An IRS whistleblower reward can only be paid for undisclosed information that leads to a successful recovery of funds. However, if someone else reported different information about the same person or corporation, you may still be able to receive an award if what you share leads to further recovery.

3. Are IRS whistleblowers anonymous?

Anonymous tax fraud reporting is possible via the IRS Whistleblower Program. To report tax fraud anonymously, the best practice is to retain a lawyer. By reporting through an IRS whistleblower attorney, you can safeguard your identity and ensure that you have the maximum protection possible.

4. Are tax fraud whistleblowers protected from employer retaliation?

IRS whistleblower retaliation is prohibited, and whistleblowers are protected from firing, demotion, reduction of pay or hours, and harassment or threats. If your employer has retaliated against you because of your speaking up, get in touch with a whistleblower lawyer today. You may be eligible for back pay, reinstatement, and legal fees.

5. Should I hire a whistleblower lawyer before I report fraud?

By hiring a whistleblower lawyer before reporting tax fraud, you are taking steps to preserve any evidence, protect your rights as a whistleblower, and avoid implicating yourself in any wrongdoing. You can also rest easy knowing that your case is in the hands of legal professionals whose job it is to liaise with the IRS, instead of involving yourself directly in what can be a complex and lengthy legal matter.

Ask an Attorney about whether You Can Get a Reward for Reporting Tax Fraud

No one loves paying taxes, but IRS whistleblowers can be rewarded for doing the right thing and reducing fraud that hurts everyone. Paying the appropriate amount in taxes is part of what enables our society help the most needy, provide services that everyone uses, and keep America and the world safe.

© 2022 by Tycko & Zavareei LLPNational Law Review, Volume XII, Number 209
Advertisement
Advertisement
Advertisement
Advertisement

About this Author

Jonathan K. Tycko leads the Whistleblower Practice Group of Tycko & Zavareei LLP

In recent years, the laws of the United States have undergone a whistleblower revolution. Federal and state governments now offer substantial monetary awards to individuals who come forward with information about fraud on government programs, tax fraud, securities fraud, and fraud involving the banking industry. Whistleblowers also now have important legal protections, designed to prevent retaliation and blacklisting.

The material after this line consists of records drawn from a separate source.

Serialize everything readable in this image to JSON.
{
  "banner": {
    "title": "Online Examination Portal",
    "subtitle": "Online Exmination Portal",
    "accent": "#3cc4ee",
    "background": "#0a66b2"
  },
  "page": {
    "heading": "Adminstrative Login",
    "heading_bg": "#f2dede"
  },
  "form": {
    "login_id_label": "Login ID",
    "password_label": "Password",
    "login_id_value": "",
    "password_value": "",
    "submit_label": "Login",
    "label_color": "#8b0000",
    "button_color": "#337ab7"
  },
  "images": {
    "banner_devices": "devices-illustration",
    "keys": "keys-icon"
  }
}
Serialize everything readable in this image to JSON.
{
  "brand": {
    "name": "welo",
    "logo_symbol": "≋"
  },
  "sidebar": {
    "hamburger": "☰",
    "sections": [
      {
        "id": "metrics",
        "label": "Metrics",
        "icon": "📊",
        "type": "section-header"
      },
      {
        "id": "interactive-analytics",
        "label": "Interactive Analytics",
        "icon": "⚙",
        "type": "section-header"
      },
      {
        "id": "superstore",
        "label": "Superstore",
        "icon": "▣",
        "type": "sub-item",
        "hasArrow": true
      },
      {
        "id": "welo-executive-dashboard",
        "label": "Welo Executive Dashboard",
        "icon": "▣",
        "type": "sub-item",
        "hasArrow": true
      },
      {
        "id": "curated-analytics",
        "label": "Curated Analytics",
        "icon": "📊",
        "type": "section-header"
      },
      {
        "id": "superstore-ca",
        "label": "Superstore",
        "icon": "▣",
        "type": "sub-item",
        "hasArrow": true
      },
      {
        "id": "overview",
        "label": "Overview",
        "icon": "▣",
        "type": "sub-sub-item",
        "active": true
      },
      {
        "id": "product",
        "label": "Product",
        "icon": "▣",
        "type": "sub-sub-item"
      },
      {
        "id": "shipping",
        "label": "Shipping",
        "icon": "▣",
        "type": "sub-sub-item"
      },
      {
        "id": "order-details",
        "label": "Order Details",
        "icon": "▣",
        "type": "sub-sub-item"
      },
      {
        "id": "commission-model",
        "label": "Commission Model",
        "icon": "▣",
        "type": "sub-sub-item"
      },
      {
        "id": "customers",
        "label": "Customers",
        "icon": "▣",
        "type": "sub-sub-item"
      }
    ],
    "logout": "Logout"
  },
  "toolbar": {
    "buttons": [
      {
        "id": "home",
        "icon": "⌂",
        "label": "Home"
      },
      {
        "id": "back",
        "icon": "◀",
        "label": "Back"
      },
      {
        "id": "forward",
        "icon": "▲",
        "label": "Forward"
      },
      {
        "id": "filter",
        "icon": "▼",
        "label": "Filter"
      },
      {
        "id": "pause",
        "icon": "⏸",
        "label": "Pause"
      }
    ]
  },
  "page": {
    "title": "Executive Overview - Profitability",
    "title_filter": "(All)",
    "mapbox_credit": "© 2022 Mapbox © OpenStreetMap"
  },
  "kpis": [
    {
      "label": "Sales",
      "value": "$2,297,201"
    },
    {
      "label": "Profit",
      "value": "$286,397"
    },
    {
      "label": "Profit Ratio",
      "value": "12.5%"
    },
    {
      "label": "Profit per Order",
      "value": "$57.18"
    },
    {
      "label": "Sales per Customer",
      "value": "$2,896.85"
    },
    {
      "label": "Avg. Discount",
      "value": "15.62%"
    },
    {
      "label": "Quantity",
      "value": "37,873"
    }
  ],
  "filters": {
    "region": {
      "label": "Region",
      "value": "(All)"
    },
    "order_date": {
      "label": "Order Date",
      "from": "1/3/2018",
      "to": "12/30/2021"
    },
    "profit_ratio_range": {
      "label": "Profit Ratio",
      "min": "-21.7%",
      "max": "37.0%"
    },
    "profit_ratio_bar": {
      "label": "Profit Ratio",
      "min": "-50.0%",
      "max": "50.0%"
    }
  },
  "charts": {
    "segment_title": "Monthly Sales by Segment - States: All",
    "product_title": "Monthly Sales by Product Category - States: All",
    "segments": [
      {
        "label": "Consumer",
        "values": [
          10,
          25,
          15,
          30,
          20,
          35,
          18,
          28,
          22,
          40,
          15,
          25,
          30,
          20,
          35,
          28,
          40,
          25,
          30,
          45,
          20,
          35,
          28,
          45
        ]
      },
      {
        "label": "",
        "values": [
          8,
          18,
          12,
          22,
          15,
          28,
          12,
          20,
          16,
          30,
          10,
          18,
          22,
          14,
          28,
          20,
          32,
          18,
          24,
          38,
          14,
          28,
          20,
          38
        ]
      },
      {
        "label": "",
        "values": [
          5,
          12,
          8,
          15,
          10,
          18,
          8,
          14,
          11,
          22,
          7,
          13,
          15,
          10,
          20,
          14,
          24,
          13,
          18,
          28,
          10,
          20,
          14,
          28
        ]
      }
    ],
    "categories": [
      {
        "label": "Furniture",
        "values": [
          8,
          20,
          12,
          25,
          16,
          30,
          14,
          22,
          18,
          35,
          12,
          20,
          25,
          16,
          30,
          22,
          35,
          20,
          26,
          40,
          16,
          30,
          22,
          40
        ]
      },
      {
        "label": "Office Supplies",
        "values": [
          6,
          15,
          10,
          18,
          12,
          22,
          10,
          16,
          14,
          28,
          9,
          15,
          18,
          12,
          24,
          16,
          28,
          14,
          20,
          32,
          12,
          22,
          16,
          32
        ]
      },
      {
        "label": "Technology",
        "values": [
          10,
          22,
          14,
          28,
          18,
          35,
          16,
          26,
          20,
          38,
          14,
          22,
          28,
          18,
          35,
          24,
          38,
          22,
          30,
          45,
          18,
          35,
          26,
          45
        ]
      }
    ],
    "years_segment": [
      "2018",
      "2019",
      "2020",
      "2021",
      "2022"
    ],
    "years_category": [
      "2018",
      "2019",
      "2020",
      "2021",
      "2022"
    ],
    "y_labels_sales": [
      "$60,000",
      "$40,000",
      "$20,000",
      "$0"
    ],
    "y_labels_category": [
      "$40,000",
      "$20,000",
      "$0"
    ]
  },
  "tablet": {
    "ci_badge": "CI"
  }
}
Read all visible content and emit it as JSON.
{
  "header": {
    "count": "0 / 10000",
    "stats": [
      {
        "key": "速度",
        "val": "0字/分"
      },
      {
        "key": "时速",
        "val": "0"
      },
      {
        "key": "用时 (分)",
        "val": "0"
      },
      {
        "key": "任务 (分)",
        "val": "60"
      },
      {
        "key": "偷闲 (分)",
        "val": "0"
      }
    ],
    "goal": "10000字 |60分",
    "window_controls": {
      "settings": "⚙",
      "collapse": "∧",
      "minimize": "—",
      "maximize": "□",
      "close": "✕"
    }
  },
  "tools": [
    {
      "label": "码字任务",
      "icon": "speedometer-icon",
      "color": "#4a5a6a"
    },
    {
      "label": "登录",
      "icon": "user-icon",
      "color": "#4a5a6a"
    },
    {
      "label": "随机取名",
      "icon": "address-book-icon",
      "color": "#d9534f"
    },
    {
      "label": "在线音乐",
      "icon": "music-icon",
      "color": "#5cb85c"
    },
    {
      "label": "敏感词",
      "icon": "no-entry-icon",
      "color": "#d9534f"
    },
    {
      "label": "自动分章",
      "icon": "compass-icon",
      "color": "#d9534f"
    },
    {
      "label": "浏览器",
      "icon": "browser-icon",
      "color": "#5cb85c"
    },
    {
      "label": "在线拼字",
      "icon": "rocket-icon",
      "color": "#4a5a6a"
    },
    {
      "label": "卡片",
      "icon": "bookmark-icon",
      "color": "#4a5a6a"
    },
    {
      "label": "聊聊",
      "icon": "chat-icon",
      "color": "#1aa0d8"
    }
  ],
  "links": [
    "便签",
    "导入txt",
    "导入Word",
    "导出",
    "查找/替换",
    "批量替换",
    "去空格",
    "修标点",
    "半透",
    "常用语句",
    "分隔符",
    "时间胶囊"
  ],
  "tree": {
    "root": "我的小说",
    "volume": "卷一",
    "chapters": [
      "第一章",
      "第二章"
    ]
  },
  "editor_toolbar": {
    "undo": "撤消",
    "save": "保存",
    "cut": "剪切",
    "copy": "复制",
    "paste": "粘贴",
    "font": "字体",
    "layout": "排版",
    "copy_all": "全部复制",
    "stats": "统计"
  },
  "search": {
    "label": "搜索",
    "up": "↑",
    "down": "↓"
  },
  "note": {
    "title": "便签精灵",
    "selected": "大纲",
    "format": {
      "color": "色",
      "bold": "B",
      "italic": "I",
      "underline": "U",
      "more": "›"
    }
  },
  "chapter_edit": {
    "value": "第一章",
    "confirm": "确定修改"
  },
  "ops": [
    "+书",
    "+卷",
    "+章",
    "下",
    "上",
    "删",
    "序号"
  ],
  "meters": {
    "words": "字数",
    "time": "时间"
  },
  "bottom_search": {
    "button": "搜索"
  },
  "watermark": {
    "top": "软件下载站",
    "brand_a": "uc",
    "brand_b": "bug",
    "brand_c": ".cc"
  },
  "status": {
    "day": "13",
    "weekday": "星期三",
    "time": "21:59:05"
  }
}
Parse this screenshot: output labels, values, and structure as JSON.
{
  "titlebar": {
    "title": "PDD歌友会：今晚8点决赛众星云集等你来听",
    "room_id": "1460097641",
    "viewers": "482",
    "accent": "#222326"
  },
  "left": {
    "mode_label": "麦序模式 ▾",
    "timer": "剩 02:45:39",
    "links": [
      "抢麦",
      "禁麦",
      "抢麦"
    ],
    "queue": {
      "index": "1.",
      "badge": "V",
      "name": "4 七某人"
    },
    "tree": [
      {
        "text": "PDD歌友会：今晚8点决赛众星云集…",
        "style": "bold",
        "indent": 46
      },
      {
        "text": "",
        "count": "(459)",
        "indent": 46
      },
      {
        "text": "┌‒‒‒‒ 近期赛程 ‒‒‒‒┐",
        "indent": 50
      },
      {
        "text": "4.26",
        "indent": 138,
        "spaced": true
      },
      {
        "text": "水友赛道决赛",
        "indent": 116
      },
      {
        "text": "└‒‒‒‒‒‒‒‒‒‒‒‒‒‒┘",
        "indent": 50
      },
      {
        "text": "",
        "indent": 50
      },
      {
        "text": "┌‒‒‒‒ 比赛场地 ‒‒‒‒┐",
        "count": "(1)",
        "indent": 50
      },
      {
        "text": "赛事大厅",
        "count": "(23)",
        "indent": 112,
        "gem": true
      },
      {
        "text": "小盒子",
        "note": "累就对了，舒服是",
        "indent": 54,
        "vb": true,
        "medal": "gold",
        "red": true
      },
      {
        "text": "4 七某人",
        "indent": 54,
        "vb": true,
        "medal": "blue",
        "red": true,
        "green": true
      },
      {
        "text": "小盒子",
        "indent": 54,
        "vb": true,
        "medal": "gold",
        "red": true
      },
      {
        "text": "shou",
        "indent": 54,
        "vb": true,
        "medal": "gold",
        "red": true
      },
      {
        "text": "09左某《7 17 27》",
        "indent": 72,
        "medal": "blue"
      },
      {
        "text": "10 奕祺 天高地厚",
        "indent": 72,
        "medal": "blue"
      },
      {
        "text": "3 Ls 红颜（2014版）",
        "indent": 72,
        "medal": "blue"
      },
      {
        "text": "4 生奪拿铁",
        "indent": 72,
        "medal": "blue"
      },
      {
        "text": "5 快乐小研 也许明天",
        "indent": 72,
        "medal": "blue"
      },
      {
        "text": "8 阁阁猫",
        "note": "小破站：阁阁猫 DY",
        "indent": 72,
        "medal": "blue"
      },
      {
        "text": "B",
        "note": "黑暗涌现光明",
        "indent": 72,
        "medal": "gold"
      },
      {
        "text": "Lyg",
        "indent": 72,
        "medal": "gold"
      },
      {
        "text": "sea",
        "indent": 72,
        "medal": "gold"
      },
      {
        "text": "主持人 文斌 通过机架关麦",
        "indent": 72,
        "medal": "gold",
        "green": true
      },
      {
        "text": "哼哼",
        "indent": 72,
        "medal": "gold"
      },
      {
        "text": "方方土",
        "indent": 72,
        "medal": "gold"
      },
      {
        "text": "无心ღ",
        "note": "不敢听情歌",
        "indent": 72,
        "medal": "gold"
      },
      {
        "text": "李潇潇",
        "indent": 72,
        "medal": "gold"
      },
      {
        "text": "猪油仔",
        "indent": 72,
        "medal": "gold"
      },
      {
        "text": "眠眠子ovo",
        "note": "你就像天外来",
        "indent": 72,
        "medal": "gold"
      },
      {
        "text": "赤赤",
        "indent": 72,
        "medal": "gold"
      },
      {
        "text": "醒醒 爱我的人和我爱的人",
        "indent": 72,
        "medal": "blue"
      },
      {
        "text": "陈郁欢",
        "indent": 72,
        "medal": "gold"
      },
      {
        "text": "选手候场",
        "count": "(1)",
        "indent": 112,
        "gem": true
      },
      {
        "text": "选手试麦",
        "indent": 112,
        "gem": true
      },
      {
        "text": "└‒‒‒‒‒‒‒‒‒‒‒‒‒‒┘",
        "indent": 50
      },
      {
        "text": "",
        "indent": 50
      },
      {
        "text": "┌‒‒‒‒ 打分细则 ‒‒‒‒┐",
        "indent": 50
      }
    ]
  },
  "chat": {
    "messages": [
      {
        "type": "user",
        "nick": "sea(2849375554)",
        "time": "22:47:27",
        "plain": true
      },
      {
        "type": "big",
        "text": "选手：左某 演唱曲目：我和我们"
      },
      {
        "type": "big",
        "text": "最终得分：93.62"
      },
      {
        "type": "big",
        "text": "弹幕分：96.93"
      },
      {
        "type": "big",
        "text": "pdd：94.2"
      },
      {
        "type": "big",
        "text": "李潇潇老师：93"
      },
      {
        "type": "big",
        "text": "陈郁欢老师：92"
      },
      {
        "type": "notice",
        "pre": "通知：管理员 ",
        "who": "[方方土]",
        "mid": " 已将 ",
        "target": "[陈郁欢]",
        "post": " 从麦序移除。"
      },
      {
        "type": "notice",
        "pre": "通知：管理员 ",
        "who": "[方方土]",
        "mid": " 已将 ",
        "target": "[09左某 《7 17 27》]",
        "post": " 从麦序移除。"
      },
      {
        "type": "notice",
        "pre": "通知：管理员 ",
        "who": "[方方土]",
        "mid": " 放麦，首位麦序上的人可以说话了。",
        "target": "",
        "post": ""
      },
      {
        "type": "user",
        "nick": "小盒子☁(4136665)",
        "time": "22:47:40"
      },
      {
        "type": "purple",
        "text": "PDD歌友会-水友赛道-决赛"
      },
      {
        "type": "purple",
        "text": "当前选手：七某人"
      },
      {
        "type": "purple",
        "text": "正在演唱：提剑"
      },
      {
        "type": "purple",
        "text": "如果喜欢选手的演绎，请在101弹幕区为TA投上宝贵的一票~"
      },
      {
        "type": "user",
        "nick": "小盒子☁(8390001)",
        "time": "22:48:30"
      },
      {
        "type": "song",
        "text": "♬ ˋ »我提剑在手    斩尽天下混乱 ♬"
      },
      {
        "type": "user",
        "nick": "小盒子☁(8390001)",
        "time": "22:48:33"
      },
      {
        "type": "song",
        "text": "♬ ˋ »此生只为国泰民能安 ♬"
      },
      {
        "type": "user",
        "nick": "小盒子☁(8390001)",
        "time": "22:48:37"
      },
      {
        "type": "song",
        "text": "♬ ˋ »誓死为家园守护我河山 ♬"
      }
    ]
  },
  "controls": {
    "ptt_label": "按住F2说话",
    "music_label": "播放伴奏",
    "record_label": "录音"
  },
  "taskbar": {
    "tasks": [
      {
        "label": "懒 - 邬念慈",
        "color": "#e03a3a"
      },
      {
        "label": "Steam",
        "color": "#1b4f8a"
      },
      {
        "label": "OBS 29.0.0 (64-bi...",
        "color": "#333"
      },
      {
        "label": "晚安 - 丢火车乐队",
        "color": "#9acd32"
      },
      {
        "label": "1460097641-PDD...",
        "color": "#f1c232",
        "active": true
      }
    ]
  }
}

The law firm of Tycko & Zavareei LLP works on the cutting edge of this whistleblower revolution, taking on even the most complex and confidential whistleblower...

202-973-0900
Advertisement
Advertisement
Advertisement